TASK DIRECTIONS:
Go through the entries below and return every line that contains "size".

DATA RECORDS:
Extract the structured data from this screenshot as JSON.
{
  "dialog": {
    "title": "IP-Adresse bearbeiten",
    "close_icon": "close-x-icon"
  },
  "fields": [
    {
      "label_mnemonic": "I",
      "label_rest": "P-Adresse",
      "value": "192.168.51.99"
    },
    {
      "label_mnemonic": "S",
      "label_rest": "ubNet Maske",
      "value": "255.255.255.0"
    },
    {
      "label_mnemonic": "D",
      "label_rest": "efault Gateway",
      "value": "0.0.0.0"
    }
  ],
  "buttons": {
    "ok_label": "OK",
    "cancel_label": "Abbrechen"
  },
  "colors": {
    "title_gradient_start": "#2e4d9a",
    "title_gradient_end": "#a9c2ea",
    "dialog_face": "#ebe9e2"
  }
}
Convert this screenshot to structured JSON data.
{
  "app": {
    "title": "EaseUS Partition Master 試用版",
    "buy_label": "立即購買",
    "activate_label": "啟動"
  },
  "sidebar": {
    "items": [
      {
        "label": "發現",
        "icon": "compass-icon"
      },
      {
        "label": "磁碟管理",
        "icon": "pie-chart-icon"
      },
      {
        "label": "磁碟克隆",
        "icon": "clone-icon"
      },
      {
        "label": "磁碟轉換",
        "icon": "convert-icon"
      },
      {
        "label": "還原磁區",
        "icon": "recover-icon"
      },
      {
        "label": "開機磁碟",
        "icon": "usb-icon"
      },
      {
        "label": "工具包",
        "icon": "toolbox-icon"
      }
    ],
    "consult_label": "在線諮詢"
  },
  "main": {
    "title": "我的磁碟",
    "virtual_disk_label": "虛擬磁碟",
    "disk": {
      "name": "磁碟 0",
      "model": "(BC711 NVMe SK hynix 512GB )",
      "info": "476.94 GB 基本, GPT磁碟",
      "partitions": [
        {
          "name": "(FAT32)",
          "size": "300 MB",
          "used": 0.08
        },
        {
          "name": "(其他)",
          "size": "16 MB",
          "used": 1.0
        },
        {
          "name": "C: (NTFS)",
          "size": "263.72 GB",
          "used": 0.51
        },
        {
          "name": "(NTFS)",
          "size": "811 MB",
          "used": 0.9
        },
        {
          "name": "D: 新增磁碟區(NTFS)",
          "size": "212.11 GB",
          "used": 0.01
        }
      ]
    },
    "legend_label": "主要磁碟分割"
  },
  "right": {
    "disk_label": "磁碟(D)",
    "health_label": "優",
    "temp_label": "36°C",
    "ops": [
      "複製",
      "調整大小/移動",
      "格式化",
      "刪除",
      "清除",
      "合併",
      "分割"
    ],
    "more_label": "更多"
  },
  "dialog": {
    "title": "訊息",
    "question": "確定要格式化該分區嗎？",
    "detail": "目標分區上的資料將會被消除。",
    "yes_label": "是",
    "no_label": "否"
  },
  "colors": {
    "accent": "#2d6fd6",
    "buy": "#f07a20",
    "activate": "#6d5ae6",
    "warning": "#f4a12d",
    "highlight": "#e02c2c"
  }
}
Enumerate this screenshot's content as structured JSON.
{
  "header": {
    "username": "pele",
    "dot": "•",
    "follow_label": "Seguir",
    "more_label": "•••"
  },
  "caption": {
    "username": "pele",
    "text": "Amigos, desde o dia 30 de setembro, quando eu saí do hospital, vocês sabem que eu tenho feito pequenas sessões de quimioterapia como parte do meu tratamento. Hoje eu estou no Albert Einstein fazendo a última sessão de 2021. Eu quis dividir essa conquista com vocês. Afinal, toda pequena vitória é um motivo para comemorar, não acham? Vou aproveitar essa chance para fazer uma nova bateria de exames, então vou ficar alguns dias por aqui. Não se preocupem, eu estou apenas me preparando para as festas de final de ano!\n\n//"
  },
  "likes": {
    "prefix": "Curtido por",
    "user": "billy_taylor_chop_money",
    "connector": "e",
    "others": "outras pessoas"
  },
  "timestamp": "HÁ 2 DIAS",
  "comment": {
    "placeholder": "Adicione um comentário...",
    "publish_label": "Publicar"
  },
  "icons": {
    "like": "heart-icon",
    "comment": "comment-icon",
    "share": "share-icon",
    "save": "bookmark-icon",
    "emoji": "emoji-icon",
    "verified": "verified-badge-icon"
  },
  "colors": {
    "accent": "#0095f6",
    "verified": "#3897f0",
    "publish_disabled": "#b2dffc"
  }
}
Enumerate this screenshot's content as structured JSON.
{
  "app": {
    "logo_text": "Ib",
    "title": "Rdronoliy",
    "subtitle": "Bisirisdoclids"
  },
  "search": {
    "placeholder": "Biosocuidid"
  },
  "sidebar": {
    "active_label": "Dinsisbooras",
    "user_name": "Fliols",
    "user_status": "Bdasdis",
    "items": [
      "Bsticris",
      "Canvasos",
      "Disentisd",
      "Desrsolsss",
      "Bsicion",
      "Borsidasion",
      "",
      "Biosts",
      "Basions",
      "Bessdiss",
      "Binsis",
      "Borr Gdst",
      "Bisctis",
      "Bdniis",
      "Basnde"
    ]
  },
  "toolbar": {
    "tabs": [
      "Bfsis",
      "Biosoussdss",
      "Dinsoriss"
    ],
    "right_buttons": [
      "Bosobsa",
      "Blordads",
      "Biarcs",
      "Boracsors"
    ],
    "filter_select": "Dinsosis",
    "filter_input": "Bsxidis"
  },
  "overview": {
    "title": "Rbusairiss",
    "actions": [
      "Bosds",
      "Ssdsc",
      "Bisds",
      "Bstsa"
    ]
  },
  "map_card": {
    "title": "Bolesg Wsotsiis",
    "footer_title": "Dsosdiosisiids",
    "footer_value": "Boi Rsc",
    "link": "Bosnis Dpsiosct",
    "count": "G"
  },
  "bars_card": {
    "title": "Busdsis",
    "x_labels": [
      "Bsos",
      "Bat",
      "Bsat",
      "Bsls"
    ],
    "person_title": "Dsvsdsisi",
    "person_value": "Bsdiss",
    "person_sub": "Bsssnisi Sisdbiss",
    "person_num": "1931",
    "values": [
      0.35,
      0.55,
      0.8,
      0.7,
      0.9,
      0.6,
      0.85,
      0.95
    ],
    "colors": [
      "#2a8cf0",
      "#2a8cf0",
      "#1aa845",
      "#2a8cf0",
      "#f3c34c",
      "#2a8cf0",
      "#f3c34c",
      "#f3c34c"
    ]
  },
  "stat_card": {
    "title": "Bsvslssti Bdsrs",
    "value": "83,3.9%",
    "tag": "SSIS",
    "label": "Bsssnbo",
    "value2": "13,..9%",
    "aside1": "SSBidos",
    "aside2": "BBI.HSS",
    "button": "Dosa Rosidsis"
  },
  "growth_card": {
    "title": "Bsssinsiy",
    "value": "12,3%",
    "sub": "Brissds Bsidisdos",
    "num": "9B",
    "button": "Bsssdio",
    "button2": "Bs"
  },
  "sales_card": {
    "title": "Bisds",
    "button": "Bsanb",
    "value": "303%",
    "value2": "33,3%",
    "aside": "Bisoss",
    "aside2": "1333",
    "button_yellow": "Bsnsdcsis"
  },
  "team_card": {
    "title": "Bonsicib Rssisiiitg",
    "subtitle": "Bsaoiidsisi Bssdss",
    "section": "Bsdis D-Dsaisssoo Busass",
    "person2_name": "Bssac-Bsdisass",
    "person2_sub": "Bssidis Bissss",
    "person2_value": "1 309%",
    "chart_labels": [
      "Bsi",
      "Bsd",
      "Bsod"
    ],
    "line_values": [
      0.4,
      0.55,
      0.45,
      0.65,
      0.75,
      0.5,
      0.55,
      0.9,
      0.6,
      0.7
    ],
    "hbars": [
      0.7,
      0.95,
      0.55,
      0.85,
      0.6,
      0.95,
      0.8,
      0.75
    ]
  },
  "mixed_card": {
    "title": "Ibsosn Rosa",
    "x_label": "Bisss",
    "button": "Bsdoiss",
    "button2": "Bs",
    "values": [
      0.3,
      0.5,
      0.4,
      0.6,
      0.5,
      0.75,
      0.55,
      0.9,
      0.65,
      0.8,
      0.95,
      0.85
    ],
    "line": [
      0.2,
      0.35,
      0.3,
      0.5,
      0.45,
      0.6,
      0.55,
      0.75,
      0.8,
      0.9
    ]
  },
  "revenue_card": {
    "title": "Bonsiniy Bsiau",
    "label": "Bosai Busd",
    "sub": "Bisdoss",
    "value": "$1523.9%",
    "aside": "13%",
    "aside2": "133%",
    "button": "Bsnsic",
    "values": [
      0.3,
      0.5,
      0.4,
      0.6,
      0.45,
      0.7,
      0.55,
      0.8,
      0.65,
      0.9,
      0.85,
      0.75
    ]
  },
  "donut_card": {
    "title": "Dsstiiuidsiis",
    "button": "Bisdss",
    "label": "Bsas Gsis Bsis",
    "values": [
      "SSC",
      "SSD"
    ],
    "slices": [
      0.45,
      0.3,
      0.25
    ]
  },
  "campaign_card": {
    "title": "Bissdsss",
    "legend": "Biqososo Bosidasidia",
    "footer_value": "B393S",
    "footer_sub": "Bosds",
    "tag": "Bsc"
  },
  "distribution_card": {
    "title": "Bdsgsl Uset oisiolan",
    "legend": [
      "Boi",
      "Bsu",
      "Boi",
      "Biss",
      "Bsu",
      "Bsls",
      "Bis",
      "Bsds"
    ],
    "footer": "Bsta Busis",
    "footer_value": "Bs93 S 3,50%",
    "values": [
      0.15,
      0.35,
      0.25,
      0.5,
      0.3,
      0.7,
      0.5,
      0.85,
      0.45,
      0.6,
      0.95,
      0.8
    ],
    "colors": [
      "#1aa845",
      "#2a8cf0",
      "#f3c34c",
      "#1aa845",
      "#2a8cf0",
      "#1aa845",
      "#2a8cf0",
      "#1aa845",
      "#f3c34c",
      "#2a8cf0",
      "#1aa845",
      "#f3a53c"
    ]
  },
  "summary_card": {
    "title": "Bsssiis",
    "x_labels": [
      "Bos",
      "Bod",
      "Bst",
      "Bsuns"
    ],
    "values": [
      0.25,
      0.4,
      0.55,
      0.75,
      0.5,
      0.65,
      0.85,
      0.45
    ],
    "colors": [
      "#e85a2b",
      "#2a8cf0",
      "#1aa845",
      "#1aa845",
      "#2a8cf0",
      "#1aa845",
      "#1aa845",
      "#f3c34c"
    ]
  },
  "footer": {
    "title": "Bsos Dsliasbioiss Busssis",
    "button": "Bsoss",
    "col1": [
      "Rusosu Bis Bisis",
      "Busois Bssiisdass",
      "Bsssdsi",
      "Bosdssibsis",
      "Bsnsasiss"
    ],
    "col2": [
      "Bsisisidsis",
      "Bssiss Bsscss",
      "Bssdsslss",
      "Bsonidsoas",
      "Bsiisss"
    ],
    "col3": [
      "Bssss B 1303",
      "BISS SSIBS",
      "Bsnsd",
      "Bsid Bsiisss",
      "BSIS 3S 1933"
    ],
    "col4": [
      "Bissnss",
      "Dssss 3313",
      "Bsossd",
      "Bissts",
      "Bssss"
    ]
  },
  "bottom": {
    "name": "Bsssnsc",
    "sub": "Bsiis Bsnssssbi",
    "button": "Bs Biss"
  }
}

YOUR SOLUTION:
          "size": "300 MB",
          "size": "16 MB",
          "size": "263.72 GB",
          "size": "811 MB",
          "size": "212.11 GB",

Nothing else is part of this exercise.